Expectation: Learning about the research process seems straightforward.
Reality: Figuring out how to do research is a big aspect of the initial learning curve.
I never expected research to be easy, but I entered grad school thinking I knew what the process of scientific research looked like. Unsurprisingly, I was wrong! Sure, the scientific method I had learned about many times since elementary school remains a guiding framework for conducting research, but I had no idea how challenging it was to actually move through the process.
Some people enter graduate school with extensive research experience already, but I was not one of those people. I had some minor research experience and knew I wanted to conduct research myself, but that was the extent of my research knowledge. During my first semester of grad school, learning how to actually conduct good research was a major challenge.
If you are entering graduate school with limited or no research experience, expect to struggle with the “nuts and bolts” research. It’s okay to not know how to conduct your own research yet; you will learn! But try not to let yourself get discouraged. You may feel like your wheels are spinning in the mud for a while, but eventually you will make progress. As a third year student now, the research process itself is still incredibly challenging. I expect it to always be challenging! But I do feel that I have so many more tools in my toolbox now, and these tools help make the process more doable—with practice!
Time really does make a difference!
As a third year PhD student, I still have a lot of expectations that often get shot down by reality. Grad school is very hard, research is very hard, and oftentimes I still feel as uncertain as I did during my first week of graduate school. But I also know that I have learned a lot in these past few years, and many challenging aspects of grad school do get easier with time!

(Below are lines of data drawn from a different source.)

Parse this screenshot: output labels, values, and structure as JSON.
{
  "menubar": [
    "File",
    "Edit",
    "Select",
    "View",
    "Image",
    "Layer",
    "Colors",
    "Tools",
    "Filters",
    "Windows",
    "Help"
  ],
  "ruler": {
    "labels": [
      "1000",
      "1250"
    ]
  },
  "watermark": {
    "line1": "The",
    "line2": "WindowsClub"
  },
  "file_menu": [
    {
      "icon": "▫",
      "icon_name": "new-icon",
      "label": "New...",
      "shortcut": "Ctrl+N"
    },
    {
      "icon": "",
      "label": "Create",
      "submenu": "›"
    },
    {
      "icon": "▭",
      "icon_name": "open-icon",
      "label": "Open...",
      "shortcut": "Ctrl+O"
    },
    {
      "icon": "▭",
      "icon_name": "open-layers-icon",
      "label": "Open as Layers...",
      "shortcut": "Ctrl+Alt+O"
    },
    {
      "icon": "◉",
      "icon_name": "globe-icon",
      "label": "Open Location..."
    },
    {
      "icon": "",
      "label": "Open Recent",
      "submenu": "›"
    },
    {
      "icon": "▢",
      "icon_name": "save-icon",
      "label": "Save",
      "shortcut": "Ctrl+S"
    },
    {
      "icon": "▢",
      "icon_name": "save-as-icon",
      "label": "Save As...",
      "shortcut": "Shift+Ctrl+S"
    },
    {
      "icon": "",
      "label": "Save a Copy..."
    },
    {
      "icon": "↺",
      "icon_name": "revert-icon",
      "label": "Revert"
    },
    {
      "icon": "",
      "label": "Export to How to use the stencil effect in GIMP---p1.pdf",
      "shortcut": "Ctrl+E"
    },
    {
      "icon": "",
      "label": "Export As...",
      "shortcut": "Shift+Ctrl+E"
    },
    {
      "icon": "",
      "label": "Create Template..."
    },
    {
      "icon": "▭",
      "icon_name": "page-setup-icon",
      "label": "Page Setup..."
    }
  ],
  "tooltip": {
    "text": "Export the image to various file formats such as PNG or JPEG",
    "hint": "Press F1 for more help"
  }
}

As you prepare for the beginning of your grad school experience, expect that your first year will be filled with unexpected challenges. No matter how much you prepare for grad school, you will likely still feel overwhelmed at the start. Know that with time, effort, and support from the grad community around you, you will become a better scholar and researcher! You will continue to face new challenges, but you will be better equipped to work through them.
About the author: Originally from Massachusetts, Emily Elia is a third-year Ph.D. student in political science. She graduated from the University of Alabama in 2018 and currently studies comparative politics with a focus on Latin America.